The Adult Core Set specifications include guidance for calculating this measure using the administrative method or the hybrid method. The hybrid method uses a combination of administrative and medical records data to identify services included in the numerator or to determine exclusions from the denominator based on diagnoses or other criteria. Unless otherwise specified, administrative data sources are the state’s Medicaid Management Information System (MMIS) and/or data submitted by managed care plans; medical record data sources are paper and/or electronic health records. This measure is also specified for calculation using electronic health records.
Unless otherwise specified:
- States used Adult Core Set specifications, based on National Committee for Quality Assurance (NCQA) 2020 specifications. The following state used National Committee for Quality Assurance 2019 specifications: OR.
- Denominators are assumed to be the measure-eligible population for states using the administrative method; states using the hybrid method often reported the sample size for the medical chart review rather than the measure-eligible population.
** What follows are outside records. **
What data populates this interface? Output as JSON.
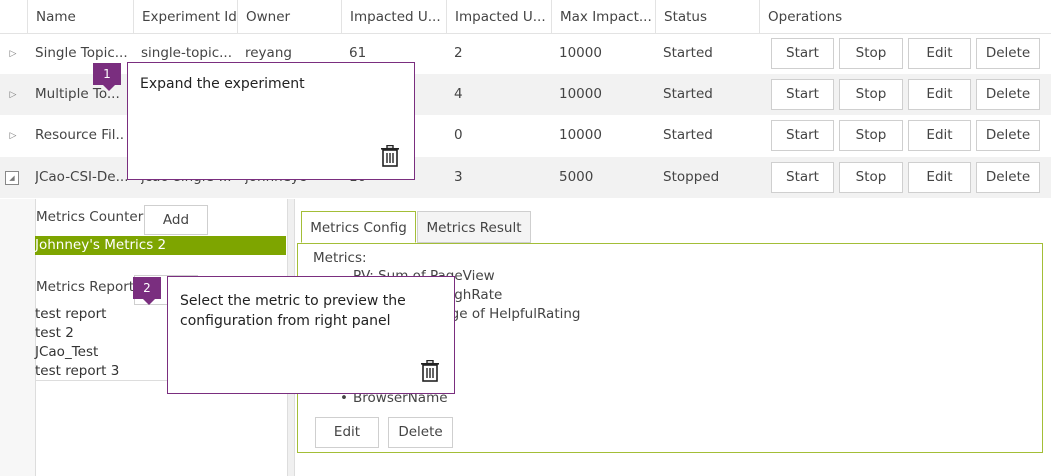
{
  "table": {
    "headers": [
      "Name",
      "Experiment Id",
      "Owner",
      "Impacted U...",
      "Impacted U...",
      "Max Impact...",
      "Status",
      "Operations"
    ],
    "rows": [
      {
        "name": "Single Topic...",
        "id": "single-topic...",
        "owner": "reyang",
        "u1": "61",
        "u2": "2",
        "max": "10000",
        "status": "Started"
      },
      {
        "name": "Multiple To...",
        "id": "",
        "owner": "",
        "u1": "",
        "u2": "4",
        "max": "10000",
        "status": "Started"
      },
      {
        "name": "Resource Fil...",
        "id": "",
        "owner": "",
        "u1": "",
        "u2": "0",
        "max": "10000",
        "status": "Started"
      },
      {
        "name": "JCao-CSI-De...",
        "id": "jcao-single-...",
        "owner": "johnneyc",
        "u1": "10",
        "u2": "3",
        "max": "5000",
        "status": "Stopped"
      }
    ],
    "ops": {
      "start": "Start",
      "stop": "Stop",
      "edit": "Edit",
      "delete": "Delete"
    }
  },
  "left_panel": {
    "counter_label": "Metrics Counter:",
    "add_label": "Add",
    "selected_metric": "Johnney's Metrics 2",
    "report_label": "Metrics Report:",
    "reports": [
      "test report",
      "test 2",
      "JCao_Test",
      "test report 3"
    ]
  },
  "right_panel": {
    "tabs": [
      "Metrics Config",
      "Metrics Result"
    ],
    "metrics_label": "Metrics:",
    "metrics_lines": [
      "PV: Sum of PageView",
      "...of ClickThroughRate",
      "...ge: Percentage of HelpfulRating"
    ],
    "bullet_item": "BrowserName",
    "edit_label": "Edit",
    "delete_label": "Delete"
  },
  "callouts": [
    {
      "number": "1",
      "text": "Expand the experiment"
    },
    {
      "number": "2",
      "text": "Select the metric to preview the configuration from right panel"
    }
  ],
  "colors": {
    "accent_green": "#a3be37",
    "selected_bg": "#7ea500",
    "callout_purple": "#7a2e7f"
  }
}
Some states reported exclusions from the denominator, as noted in the state-specific comments.
- The measurement period for this measure was January 2018 to December 2019. TN reported data for January 2017 to December 2018 and KY reported data for FFY 2019.
- Rates displayed reflect state reporting for Medicaid enrollees ages 18 to 64 (16 states) or ages 18 to 85 (17 states).
ACO = Accountable Care Organization; AHRQ = Agency for Healthcare Research and Quality; CCO = Coordinated Care Organization; CHIP = Children’s Health Insurance Program; CMS = Centers for Medicare & Medicaid Services; CMO = Care Management Organization; CY = Calendar Year; ED = Emergency Department; EHR = Electronic Health Record; EQRO = External Quality Review Organization; FFS = Fee for Service; FFY = Federal Fiscal Year; HCBS = Home- and Community-Based Services; HEDIS = Healthcare Effectiveness Data and Information Set; HMO = Health Maintenance Organization; ICD = International Classification of Diseases; LOINC = Logical Observation Identifiers Names and Codes; MACPro = Medicaid and CHIP Program System; MCO = Managed Care Organization; MMIS = Medicaid Management Information System; NCQA = National Committee for Quality Assurance; NR = Not Reported; PCCM = Primary Care Case Management; PCP = Primary Care Practitioner.